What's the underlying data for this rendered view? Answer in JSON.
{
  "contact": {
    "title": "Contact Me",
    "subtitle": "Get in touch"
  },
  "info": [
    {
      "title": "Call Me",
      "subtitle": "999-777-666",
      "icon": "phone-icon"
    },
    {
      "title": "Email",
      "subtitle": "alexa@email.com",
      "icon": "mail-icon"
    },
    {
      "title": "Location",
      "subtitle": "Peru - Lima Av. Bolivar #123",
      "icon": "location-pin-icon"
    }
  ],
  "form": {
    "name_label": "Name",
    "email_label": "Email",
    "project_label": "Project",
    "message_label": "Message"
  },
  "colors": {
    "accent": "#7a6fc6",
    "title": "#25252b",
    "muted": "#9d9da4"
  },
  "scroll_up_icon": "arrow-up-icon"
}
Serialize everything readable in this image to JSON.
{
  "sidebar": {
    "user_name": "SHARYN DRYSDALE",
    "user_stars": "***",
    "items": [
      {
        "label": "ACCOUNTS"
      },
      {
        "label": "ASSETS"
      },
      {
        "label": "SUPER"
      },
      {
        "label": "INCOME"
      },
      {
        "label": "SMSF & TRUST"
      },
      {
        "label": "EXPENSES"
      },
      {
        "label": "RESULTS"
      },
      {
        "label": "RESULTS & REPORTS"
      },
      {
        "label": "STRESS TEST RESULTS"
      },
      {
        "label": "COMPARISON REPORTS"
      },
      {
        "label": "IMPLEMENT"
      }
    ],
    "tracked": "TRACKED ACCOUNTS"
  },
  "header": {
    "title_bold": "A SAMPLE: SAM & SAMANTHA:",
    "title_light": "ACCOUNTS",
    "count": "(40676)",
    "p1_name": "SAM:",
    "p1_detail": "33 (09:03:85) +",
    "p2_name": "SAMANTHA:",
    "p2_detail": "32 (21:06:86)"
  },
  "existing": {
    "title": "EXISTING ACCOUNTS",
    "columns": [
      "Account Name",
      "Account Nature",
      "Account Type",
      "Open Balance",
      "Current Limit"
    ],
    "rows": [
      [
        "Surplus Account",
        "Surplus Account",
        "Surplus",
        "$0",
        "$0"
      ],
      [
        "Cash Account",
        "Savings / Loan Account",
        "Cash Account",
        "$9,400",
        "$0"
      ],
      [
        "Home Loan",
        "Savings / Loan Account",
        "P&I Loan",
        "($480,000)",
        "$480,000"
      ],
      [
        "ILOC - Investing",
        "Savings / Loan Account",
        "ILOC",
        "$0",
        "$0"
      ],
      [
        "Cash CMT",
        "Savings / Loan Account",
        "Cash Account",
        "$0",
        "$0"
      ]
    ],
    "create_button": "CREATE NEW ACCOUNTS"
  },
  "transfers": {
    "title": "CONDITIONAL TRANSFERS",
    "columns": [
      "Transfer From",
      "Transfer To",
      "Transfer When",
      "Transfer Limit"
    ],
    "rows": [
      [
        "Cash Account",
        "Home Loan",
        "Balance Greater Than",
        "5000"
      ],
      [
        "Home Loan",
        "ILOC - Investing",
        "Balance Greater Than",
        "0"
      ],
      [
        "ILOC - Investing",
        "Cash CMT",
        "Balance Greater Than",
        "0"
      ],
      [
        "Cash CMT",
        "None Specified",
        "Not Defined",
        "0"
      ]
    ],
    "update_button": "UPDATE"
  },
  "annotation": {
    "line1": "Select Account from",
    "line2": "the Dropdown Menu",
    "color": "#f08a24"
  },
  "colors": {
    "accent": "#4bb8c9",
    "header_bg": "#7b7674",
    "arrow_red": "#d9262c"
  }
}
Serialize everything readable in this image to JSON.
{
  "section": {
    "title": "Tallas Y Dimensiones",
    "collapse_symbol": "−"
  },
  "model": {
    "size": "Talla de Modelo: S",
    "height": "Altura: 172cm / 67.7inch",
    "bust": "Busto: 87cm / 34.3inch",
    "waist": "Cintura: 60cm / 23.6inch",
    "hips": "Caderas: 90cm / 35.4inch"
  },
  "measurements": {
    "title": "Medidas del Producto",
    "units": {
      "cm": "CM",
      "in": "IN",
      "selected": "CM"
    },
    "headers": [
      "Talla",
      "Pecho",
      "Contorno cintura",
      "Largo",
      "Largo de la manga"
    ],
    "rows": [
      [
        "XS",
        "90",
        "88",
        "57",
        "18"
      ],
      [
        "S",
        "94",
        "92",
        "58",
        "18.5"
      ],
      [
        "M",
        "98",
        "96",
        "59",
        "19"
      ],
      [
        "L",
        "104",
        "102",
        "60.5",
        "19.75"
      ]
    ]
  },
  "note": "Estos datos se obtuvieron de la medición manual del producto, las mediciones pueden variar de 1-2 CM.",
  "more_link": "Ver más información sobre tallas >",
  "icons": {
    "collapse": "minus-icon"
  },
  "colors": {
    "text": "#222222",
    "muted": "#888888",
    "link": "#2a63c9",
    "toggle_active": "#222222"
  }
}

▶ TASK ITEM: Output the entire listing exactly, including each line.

▶ REPLY:
What's the underlying data for this rendered view? Answer in JSON.
{
  "contact": {
    "title": "Contact Me",
    "subtitle": "Get in touch"
  },
  "info": [
    {
      "title": "Call Me",
      "subtitle": "999-777-666",
      "icon": "phone-icon"
    },
    {
      "title": "Email",
      "subtitle": "alexa@email.com",
      "icon": "mail-icon"
    },
    {
      "title": "Location",
      "subtitle": "Peru - Lima Av. Bolivar #123",
      "icon": "location-pin-icon"
    }
  ],
  "form": {
    "name_label": "Name",
    "email_label": "Email",
    "project_label": "Project",
    "message_label": "Message"
  },
  "colors": {
    "accent": "#7a6fc6",
    "title": "#25252b",
    "muted": "#9d9da4"
  },
  "scroll_up_icon": "arrow-up-icon"
}
Serialize everything readable in this image to JSON.
{
  "sidebar": {
    "user_name": "SHARYN DRYSDALE",
    "user_stars": "***",
    "items": [
      {
        "label": "ACCOUNTS"
      },
      {
        "label": "ASSETS"
      },
      {
        "label": "SUPER"
      },
      {
        "label": "INCOME"
      },
      {
        "label": "SMSF & TRUST"
      },
      {
        "label": "EXPENSES"
      },
      {
        "label": "RESULTS"
      },
      {
        "label": "RESULTS & REPORTS"
      },
      {
        "label": "STRESS TEST RESULTS"
      },
      {
        "label": "COMPARISON REPORTS"
      },
      {
        "label": "IMPLEMENT"
      }
    ],
    "tracked": "TRACKED ACCOUNTS"
  },
  "header": {
    "title_bold": "A SAMPLE: SAM & SAMANTHA:",
    "title_light": "ACCOUNTS",
    "count": "(40676)",
    "p1_name": "SAM:",
    "p1_detail": "33 (09:03:85) +",
    "p2_name": "SAMANTHA:",
    "p2_detail": "32 (21:06:86)"
  },
  "existing": {
    "title": "EXISTING ACCOUNTS",
    "columns": [
      "Account Name",
      "Account Nature",
      "Account Type",
      "Open Balance",
      "Current Limit"
    ],
    "rows": [
      [
        "Surplus Account",
        "Surplus Account",
        "Surplus",
        "$0",
        "$0"
      ],
      [
        "Cash Account",
        "Savings / Loan Account",
        "Cash Account",
        "$9,400",
        "$0"
      ],
      [
        "Home Loan",
        "Savings / Loan Account",
        "P&I Loan",
        "($480,000)",
        "$480,000"
      ],
      [
        "ILOC - Investing",
        "Savings / Loan Account",
        "ILOC",
        "$0",
        "$0"
      ],
      [
        "Cash CMT",
        "Savings / Loan Account",
        "Cash Account",
        "$0",
        "$0"
      ]
    ],
    "create_button": "CREATE NEW ACCOUNTS"
  },
  "transfers": {
    "title": "CONDITIONAL TRANSFERS",
    "columns": [
      "Transfer From",
      "Transfer To",
      "Transfer When",
      "Transfer Limit"
    ],
    "rows": [
      [
        "Cash Account",
        "Home Loan",
        "Balance Greater Than",
        "5000"
      ],
      [
        "Home Loan",
        "ILOC - Investing",
        "Balance Greater Than",
        "0"
      ],
      [
        "ILOC - Investing",
        "Cash CMT",
        "Balance Greater Than",
        "0"
      ],
      [
        "Cash CMT",
        "None Specified",
        "Not Defined",
        "0"
      ]
    ],
    "update_button": "UPDATE"
  },
  "annotation": {
    "line1": "Select Account from",
    "line2": "the Dropdown Menu",
    "color": "#f08a24"
  },
  "colors": {
    "accent": "#4bb8c9",
    "header_bg": "#7b7674",
    "arrow_red": "#d9262c"
  }
}
Serialize everything readable in this image to JSON.
{
  "section": {
    "title": "Tallas Y Dimensiones",
    "collapse_symbol": "−"
  },
  "model": {
    "size": "Talla de Modelo: S",
    "height": "Altura: 172cm / 67.7inch",
    "bust": "Busto: 87cm / 34.3inch",
    "waist": "Cintura: 60cm / 23.6inch",
    "hips": "Caderas: 90cm / 35.4inch"
  },
  "measurements": {
    "title": "Medidas del Producto",
    "units": {
      "cm": "CM",
      "in": "IN",
      "selected": "CM"
    },
    "headers": [
      "Talla",
      "Pecho",
      "Contorno cintura",
      "Largo",
      "Largo de la manga"
    ],
    "rows": [
      [
        "XS",
        "90",
        "88",
        "57",
        "18"
      ],
      [
        "S",
        "94",
        "92",
        "58",
        "18.5"
      ],
      [
        "M",
        "98",
        "96",
        "59",
        "19"
      ],
      [
        "L",
        "104",
        "102",
        "60.5",
        "19.75"
      ]
    ]
  },
  "note": "Estos datos se obtuvieron de la medición manual del producto, las mediciones pueden variar de 1-2 CM.",
  "more_link": "Ver más información sobre tallas >",
  "icons": {
    "collapse": "minus-icon"
  },
  "colors": {
    "text": "#222222",
    "muted": "#888888",
    "link": "#2a63c9",
    "toggle_active": "#222222"
  }
}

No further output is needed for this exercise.